= Exercise instructions =
In this material, which lines include the string "CASE"? Show them.

= Records shown =
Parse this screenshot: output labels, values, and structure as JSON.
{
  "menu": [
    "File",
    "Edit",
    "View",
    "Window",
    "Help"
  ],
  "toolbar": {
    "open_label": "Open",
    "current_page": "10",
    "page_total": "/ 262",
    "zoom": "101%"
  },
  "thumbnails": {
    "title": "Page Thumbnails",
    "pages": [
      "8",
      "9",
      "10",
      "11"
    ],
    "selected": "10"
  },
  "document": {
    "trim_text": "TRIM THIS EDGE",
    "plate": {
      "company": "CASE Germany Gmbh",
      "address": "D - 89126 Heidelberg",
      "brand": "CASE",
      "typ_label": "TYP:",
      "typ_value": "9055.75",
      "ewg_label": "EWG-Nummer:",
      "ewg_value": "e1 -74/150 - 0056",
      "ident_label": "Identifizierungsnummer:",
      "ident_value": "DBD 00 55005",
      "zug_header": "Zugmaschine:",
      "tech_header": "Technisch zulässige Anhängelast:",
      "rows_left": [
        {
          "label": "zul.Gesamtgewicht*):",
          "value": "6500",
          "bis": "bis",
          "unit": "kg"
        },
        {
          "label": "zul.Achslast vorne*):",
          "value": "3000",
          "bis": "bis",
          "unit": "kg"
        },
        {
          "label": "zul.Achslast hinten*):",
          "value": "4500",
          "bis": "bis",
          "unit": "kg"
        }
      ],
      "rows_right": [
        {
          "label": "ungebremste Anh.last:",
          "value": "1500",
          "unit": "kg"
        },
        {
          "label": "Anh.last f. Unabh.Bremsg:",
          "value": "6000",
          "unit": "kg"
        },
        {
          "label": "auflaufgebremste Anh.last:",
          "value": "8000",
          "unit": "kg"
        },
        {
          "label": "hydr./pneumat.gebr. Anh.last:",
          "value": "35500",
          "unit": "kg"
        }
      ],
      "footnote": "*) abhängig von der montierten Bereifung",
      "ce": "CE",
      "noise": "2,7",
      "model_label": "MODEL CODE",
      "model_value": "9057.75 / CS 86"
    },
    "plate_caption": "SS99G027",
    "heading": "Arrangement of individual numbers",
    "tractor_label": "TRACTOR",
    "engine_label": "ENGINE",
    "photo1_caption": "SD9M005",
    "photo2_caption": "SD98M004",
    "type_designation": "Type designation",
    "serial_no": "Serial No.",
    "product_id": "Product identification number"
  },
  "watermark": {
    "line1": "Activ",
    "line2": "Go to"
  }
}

= Result of this task =
      "company": "CASE Germany Gmbh",
      "brand": "CASE",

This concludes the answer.